Rethinking Thanksgiving, an American holiday connected to some of our most serious and beloved food traditions, requires careful consideration. Time and space (in the kitchen, oven and refrigerator) limitations, guests' expectations and each generation's attachment to tradition: these are among the factors that contribute to the success of the meal.

One year, my mother-in-law, Molly, wanted two turkeys. I knew there wasn't space in the oven to roast both in a reasonable amount of time with good results. Experience and basic kitchen logic told me to devote the standard, longer cooking time for one bird, and to somehow shorten the time it would take to cook the second bird. That could be done, I realized, by boning the turkey and tying up the leg and breast. A two day process, brining is optional, but when I tested this recipe, I found that brining was the best way to ensure that the bird cooked and browned evenly, since it takes just one hour in the oven. 

Other benefits of this technique include fresh turkey bones leftover for stock-making (great for gravy and enough for soup too), and a bird that can be cooked over low heat on a gas grill for a slightly smoky flavor. A twelve-pound turkey, boned and tied, will be ready in one hour when cooked on a gas grill set at medium low. Set the turkey parts above the grill, on an upper rack, turning them once during the cooking time. Allow the cooked bird and parts to cool on a rack for 10 minutes before slicing. 
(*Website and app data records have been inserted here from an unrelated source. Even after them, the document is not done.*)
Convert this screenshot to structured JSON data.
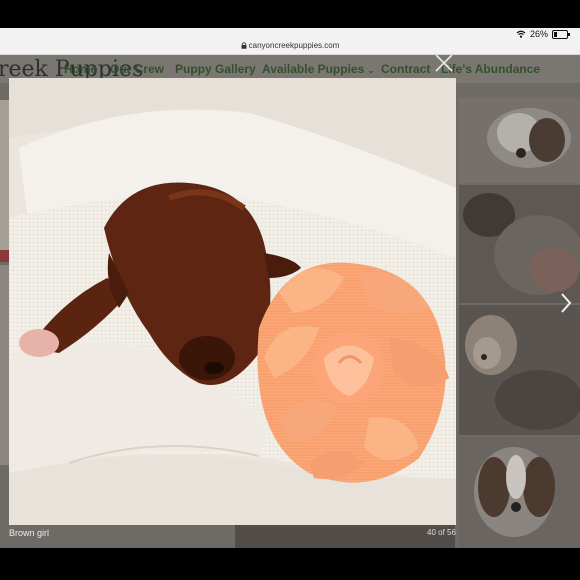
{
  "status_bar": {
    "battery_label": "26%",
    "battery_level": 0.26,
    "icons": [
      "wifi-icon",
      "battery-icon"
    ]
  },
  "browser": {
    "url": "canyoncreekpuppies.com",
    "icon": "lock-icon"
  },
  "site": {
    "logo_text": "reek Puppies",
    "nav": [
      {
        "label": "Home"
      },
      {
        "label": "Our Crew"
      },
      {
        "label": "Puppy Gallery"
      },
      {
        "label": "Available Puppies"
      },
      {
        "label": "Contract"
      },
      {
        "label": "Life's Abundance"
      }
    ],
    "nav_colors": {
      "link": "#33502b",
      "bar": "#7a7773"
    }
  },
  "lightbox": {
    "caption": "Brown girl",
    "counter": "40 of 56",
    "close_icon": "close-icon",
    "next_icon": "chevron-right-icon"
  }
}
4 cups water

1 cup brown sugar 

3/4 cup salt

1 bunch fresh sage 

1 bunch fresh thyme 

1 tablespoon red pepper flakes 

1 tablespoon cracked black peppercorns 

1 bay leaf 



Put the ingredients in a pot that's large enough to hold the turkey parts AND fit into your refrigerator. Bring the contents to a boil and allow the brine to cool completely before adding the turkey parts.  This will probably take several hours. Brine the turkey parts overnight in the refrigerator.

The next day, remove the turkey parts from the brine, pat them dry and place them on a rack to dry in the refrigerator, several hours or overnight.